* [What is expected]
Work out how many lines in the records below include the string "chevron", and reply with that number alone.

* [Input data]

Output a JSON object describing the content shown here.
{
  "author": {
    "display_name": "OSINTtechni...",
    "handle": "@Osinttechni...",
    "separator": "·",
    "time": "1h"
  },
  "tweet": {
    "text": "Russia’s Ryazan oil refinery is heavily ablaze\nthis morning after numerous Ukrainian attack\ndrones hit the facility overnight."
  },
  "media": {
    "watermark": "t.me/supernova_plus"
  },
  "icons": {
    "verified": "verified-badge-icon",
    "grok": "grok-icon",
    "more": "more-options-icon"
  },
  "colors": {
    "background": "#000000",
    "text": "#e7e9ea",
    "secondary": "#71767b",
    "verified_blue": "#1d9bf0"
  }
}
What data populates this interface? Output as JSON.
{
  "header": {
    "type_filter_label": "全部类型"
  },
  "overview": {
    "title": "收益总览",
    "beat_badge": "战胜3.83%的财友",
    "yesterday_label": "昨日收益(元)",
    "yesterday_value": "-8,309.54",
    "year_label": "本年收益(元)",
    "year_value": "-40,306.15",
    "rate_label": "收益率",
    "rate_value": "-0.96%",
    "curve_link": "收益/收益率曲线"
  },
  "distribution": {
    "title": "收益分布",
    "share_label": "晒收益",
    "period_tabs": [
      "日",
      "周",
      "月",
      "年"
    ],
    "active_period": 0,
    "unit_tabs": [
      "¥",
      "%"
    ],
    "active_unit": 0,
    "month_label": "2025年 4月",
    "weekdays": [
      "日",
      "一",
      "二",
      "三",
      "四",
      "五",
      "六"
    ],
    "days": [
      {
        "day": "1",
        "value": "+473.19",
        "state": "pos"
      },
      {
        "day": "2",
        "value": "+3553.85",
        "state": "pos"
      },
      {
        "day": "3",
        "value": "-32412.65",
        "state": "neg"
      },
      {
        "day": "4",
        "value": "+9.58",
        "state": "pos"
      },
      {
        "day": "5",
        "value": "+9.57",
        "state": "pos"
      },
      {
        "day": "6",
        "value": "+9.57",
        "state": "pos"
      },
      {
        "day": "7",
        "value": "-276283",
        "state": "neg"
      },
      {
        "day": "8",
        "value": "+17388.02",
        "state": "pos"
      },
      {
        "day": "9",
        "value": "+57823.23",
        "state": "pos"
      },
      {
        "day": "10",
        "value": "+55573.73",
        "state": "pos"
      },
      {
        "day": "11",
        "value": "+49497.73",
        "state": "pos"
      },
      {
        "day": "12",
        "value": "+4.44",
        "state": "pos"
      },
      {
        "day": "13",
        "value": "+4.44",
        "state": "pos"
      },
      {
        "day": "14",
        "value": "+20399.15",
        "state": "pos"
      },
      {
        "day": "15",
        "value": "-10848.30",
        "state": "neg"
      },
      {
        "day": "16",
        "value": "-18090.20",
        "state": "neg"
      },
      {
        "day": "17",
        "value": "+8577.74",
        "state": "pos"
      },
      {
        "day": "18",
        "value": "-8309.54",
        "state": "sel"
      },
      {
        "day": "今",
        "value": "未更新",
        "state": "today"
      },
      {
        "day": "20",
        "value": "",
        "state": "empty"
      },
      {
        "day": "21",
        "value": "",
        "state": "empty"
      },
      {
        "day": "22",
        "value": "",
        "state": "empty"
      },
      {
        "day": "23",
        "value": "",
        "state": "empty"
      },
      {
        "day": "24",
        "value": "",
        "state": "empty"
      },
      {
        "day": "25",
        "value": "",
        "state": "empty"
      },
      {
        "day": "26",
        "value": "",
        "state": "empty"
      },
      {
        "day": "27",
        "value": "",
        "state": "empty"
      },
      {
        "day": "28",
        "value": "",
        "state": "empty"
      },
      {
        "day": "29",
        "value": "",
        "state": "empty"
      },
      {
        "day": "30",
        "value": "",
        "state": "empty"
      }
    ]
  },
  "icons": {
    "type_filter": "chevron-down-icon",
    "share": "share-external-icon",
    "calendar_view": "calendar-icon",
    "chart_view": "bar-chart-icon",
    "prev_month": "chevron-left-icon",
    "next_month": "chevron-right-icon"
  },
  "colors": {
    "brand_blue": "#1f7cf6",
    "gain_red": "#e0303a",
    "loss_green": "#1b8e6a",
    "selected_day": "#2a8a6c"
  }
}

* [Answer space]
3